Temporary laws apply to the making, signing and witnessing of affidavits, statutory declarations, general powers of attorney and particular mortgages. These temporary laws also apply to how deeds can be made and oaths can be administered.
Temporary laws were previously put in place to allow wills, enduring powers of attorney and advance health directives to be witnessed over video conference, however they expired on 1 July 2021. Wills, enduring powers of attorney and advance health directives must now be made in the usual way, meaning they must be signed on paper and witnessed in person. Find more information about power of attorney and making decisions for others.
However, temporary laws continue to allow nurse practitioners to sign the certificate in an advance health directive, as well as a doctor.
These temporary laws will help to reduce face-to-face contact and protect the health, safety and welfare of Queenslanders during the COVID-19 emergency.
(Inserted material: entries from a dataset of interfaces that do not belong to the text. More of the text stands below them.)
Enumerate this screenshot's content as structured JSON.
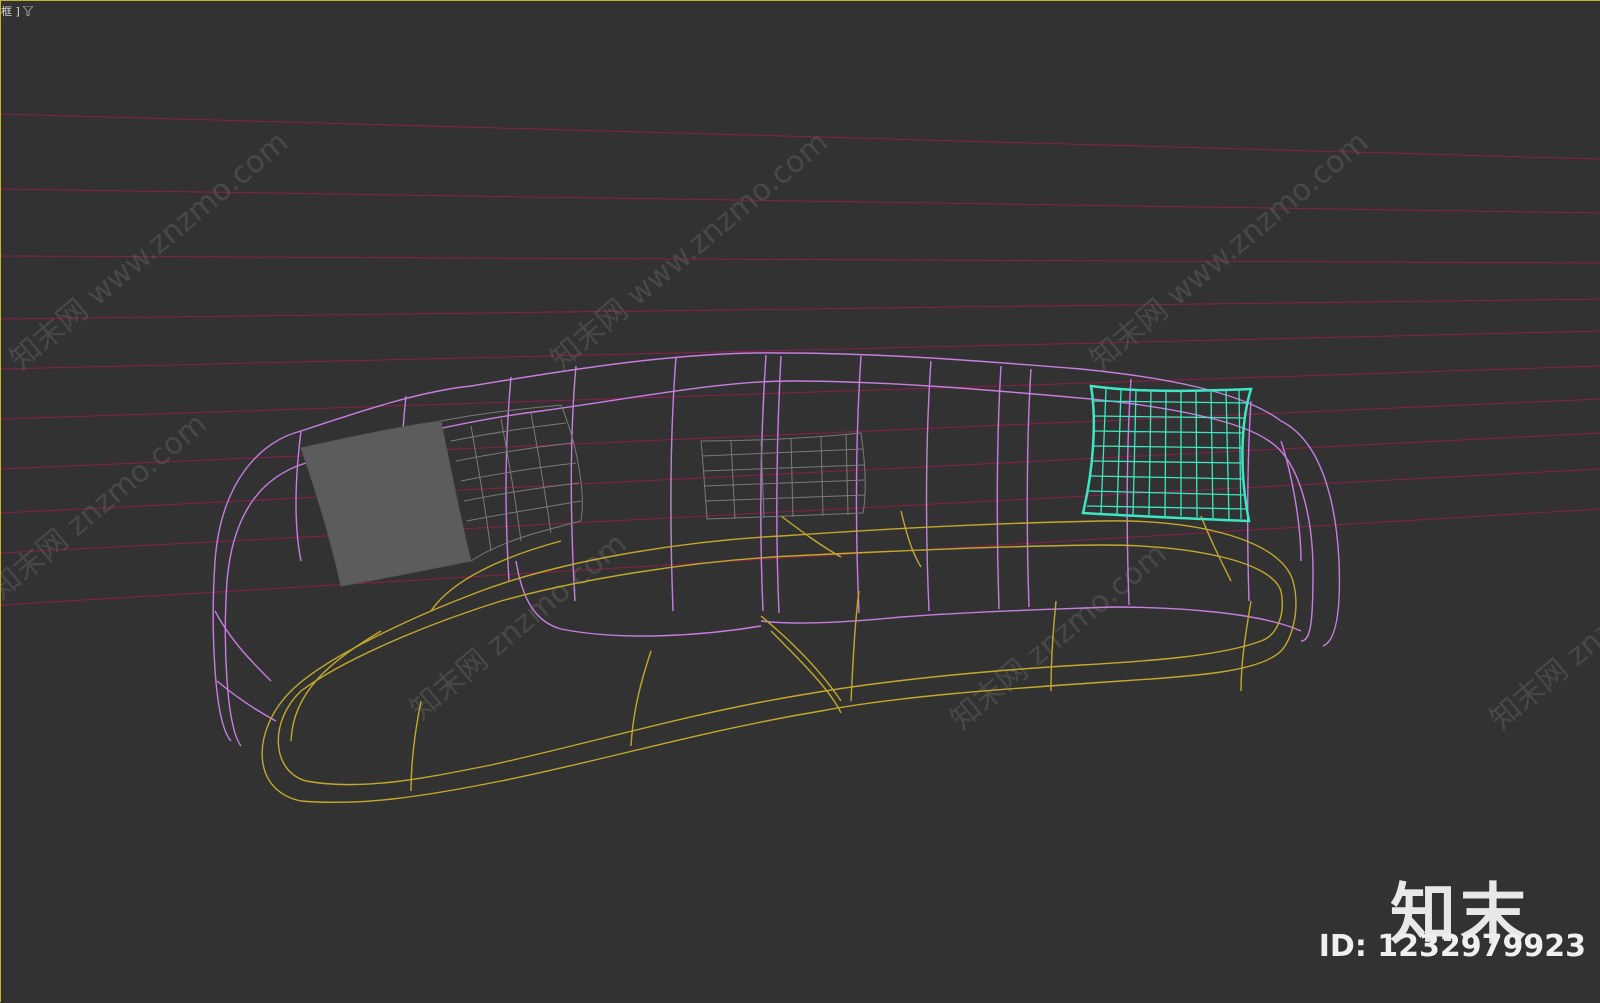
{
  "viewport": {
    "label": "框 ]",
    "filter_icon": "funnel-icon",
    "frame_color": "#c8b52a",
    "background_color": "#323232"
  },
  "scene": {
    "object": "sofa-wireframe",
    "colors": {
      "sofa_back": "#c77ee0",
      "sofa_seat": "#c2a92c",
      "pillow_selected": "#3ee6c4",
      "pillow_grey": "#7a7a7a",
      "pillow_solid": "#5c5c5c",
      "guide_lines": "#8c1e4a"
    }
  },
  "watermarks": {
    "text_a": "知末网 www.znzmo.com",
    "text_b": "知末网 znzmo.com"
  },
  "branding": {
    "logo": "知末",
    "id_text": "ID: 1232979923"
  }
}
The laws relate to sections 8 and 9 of the COVID-19 Emergency Response Act 2020.
Temporary laws for wills, enduring powers of attorney and advance health directives.
Affidavits can be witnessed over video by a special witness during the COVID-19 crisis.
Statutory declarations can be witnessed by additional people or over video by a special witness during the COVID-19 crisis.
Oaths can be administered over video during the COVID-19 crisis.
Making deeds and particular mortgages during the COVID-19 pandemic and when it is ok to make and sign them electronically.
Documents authorising others to act on your behalf can be witnessed by a special witness by video to maintain social distancing during the pandemic.